Wednesday, April 18, 2012
Organizing Lego bricks has always been something of a problem, if you're inclined to categorize. We took a clear plastic lidded box, a SmartStore Classic 31, and cut clear plastic sheets into the proper shape, to divide the box into sections. The sheets are polycarbonate Lexan sheets, 1.5 mms thick, just thin enough to be cuttable with household scissors. Five sheets were used in one direction, giving one compartment for each of the six traditional Lego colors. Compartment width was chosen to match the relative frequency of each color.
Where the sheets cross each other, we cut out a thin rectangle from both sheets, from the top to the center in one sheet, and from the bottom to the center in the other, to form a cross halving joint. It was helpful to drill a 2 mm hole at the inner edge of the rectangle, and then make two parallel cuts from the side to the hole. We fastened the plastic sheets with hot glue to the box. One long sheet was placed perpendicular to the six shorter ones, to stabilize and to separate thin and thick bricks.
Here is the box with the divisions in place and filled with our supply of bricks.
Saturday, April 7, 2012
Attempting to make Fimo clay beads with a simple repeating pattern. They turned out to serve as illustration of how reduction distorts a pattern. I thought I was using a lot of dark brown buffer clay around the gray dot, but in the first step (4 dots) we already see the dots beginning to square up. When reducing the 4-dot cane, and forming the 16-dot cane, the corners have escaped further into the corners... Possible remedies: more buffer, and perhaps making the canes on a larger scale in the first place.

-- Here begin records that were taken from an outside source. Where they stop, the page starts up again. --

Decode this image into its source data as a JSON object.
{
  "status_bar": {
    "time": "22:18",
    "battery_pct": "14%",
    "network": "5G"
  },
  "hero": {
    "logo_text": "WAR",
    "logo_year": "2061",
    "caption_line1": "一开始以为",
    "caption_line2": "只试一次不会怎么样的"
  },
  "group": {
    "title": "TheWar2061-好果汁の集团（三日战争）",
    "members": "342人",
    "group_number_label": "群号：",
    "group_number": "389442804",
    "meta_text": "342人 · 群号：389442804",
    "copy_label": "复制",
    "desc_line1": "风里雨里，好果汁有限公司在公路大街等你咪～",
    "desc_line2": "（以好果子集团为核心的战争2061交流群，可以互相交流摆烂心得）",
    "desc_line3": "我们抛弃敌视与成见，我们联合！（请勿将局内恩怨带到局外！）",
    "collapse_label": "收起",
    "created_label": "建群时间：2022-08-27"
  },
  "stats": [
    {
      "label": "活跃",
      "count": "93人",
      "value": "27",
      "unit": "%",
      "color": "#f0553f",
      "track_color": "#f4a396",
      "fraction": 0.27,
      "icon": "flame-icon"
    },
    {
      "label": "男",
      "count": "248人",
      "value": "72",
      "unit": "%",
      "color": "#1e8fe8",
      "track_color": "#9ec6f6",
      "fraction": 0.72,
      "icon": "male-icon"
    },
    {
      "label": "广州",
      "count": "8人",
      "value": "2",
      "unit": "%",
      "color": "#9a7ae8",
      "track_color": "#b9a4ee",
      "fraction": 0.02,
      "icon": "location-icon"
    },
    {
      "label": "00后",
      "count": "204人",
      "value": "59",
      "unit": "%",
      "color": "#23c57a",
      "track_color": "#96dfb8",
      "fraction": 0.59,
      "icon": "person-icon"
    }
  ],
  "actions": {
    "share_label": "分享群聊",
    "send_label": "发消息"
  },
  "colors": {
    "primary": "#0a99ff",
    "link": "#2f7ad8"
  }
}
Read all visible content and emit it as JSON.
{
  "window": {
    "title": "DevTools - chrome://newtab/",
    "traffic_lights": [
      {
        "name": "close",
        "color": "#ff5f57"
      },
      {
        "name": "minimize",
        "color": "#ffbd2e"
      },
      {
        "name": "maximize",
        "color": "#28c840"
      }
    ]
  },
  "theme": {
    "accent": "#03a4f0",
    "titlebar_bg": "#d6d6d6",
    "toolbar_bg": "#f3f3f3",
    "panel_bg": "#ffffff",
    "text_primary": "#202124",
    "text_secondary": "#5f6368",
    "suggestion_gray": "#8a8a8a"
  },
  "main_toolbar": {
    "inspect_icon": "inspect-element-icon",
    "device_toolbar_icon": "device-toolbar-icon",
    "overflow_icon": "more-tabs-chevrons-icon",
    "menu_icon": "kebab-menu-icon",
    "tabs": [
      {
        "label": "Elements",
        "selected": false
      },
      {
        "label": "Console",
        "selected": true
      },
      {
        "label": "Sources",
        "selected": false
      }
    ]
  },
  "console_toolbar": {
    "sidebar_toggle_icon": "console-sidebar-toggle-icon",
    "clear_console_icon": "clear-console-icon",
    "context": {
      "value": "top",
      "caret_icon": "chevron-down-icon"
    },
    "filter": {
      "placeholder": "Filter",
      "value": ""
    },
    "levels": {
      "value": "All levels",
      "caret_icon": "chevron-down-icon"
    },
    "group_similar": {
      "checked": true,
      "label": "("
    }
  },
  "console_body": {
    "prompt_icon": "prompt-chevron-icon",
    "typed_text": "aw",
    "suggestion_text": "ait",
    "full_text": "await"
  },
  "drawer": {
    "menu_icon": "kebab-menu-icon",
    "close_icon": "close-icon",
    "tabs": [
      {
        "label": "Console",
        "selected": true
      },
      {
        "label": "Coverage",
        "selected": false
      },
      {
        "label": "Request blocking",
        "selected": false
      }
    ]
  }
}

The ends of the dot grid cane contained patterns which are perhaps more interesting than the actual dot grid. Made some round beads with slices on the surface.